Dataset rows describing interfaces

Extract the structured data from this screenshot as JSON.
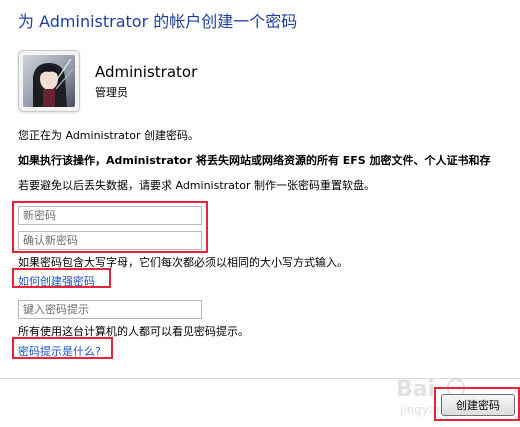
{
  "page": {
    "title": "为 Administrator 的帐户创建一个密码"
  },
  "account": {
    "name": "Administrator",
    "role": "管理员"
  },
  "info": {
    "line1": "您正在为 Administrator 创建密码。",
    "warning": "如果执行该操作，Administrator 将丢失网站或网络资源的所有 EFS 加密文件、个人证书和存",
    "line3": "若要避免以后丢失数据，请要求 Administrator 制作一张密码重置软盘。"
  },
  "fields": {
    "new_password_placeholder": "新密码",
    "confirm_password_placeholder": "确认新密码",
    "hint_placeholder": "键入密码提示"
  },
  "case_note": "如果密码包含大写字母，它们每次都必须以相同的大小写方式输入。",
  "links": {
    "strong_password": "如何创建强密码",
    "what_is_hint": "密码提示是什么?"
  },
  "hint_note": "所有使用这台计算机的人都可以看见密码提示。",
  "buttons": {
    "create": "创建密码"
  },
  "watermark": {
    "brand": "Bai",
    "sub": "jingyan"
  },
  "colors": {
    "title": "#1e3f9e",
    "link": "#1a53c4",
    "highlight": "#e8243a"
  }
}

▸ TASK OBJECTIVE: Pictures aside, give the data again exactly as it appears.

▸ THE ANSWER:
Extract the structured data from this screenshot as JSON.
{
  "page": {
    "title": "为 Administrator 的帐户创建一个密码"
  },
  "account": {
    "name": "Administrator",
    "role": "管理员"
  },
  "info": {
    "line1": "您正在为 Administrator 创建密码。",
    "warning": "如果执行该操作，Administrator 将丢失网站或网络资源的所有 EFS 加密文件、个人证书和存",
    "line3": "若要避免以后丢失数据，请要求 Administrator 制作一张密码重置软盘。"
  },
  "fields": {
    "new_password_placeholder": "新密码",
    "confirm_password_placeholder": "确认新密码",
    "hint_placeholder": "键入密码提示"
  },
  "case_note": "如果密码包含大写字母，它们每次都必须以相同的大小写方式输入。",
  "links": {
    "strong_password": "如何创建强密码",
    "what_is_hint": "密码提示是什么?"
  },
  "hint_note": "所有使用这台计算机的人都可以看见密码提示。",
  "buttons": {
    "create": "创建密码"
  },
  "watermark": {
    "brand": "Bai",
    "sub": "jingyan"
  },
  "colors": {
    "title": "#1e3f9e",
    "link": "#1a53c4",
    "highlight": "#e8243a"
  }
}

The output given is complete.